- Exercise brief: Can you print every record below exactly as written?

BEGIN

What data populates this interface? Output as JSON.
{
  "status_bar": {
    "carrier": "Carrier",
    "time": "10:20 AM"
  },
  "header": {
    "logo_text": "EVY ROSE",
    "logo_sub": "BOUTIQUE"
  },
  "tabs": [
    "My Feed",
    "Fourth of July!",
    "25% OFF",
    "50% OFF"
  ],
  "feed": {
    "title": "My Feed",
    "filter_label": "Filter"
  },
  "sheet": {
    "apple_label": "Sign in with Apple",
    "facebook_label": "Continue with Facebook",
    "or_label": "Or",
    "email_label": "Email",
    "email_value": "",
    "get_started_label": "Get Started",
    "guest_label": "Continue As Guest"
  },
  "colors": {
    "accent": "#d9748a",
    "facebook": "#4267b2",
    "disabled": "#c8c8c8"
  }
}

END

- Solution:
What data populates this interface? Output as JSON.
{
  "status_bar": {
    "carrier": "Carrier",
    "time": "10:20 AM"
  },
  "header": {
    "logo_text": "EVY ROSE",
    "logo_sub": "BOUTIQUE"
  },
  "tabs": [
    "My Feed",
    "Fourth of July!",
    "25% OFF",
    "50% OFF"
  ],
  "feed": {
    "title": "My Feed",
    "filter_label": "Filter"
  },
  "sheet": {
    "apple_label": "Sign in with Apple",
    "facebook_label": "Continue with Facebook",
    "or_label": "Or",
    "email_label": "Email",
    "email_value": "",
    "get_started_label": "Get Started",
    "guest_label": "Continue As Guest"
  },
  "colors": {
    "accent": "#d9748a",
    "facebook": "#4267b2",
    "disabled": "#c8c8c8"
  }
}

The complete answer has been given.